**WHAT TO PRODUCE:**
Go through the records and give each one again exactly.

Excerpts from a dataset:
=== Begin Enclosure ===

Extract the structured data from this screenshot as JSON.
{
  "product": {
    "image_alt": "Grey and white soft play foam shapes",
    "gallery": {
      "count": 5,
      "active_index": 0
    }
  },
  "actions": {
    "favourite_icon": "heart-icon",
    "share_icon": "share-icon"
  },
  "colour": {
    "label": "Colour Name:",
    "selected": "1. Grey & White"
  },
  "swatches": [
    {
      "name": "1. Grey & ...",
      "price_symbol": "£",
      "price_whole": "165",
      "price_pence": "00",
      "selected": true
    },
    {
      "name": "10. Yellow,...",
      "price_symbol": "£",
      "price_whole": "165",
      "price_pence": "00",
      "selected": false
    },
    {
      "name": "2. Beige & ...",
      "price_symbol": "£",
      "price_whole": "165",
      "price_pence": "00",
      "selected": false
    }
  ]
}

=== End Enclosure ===

**RESPONSE TO THE EXERCISE:**
Extract the structured data from this screenshot as JSON.
{
  "product": {
    "image_alt": "Grey and white soft play foam shapes",
    "gallery": {
      "count": 5,
      "active_index": 0
    }
  },
  "actions": {
    "favourite_icon": "heart-icon",
    "share_icon": "share-icon"
  },
  "colour": {
    "label": "Colour Name:",
    "selected": "1. Grey & White"
  },
  "swatches": [
    {
      "name": "1. Grey & ...",
      "price_symbol": "£",
      "price_whole": "165",
      "price_pence": "00",
      "selected": true
    },
    {
      "name": "10. Yellow,...",
      "price_symbol": "£",
      "price_whole": "165",
      "price_pence": "00",
      "selected": false
    },
    {
      "name": "2. Beige & ...",
      "price_symbol": "£",
      "price_whole": "165",
      "price_pence": "00",
      "selected": false
    }
  ]
}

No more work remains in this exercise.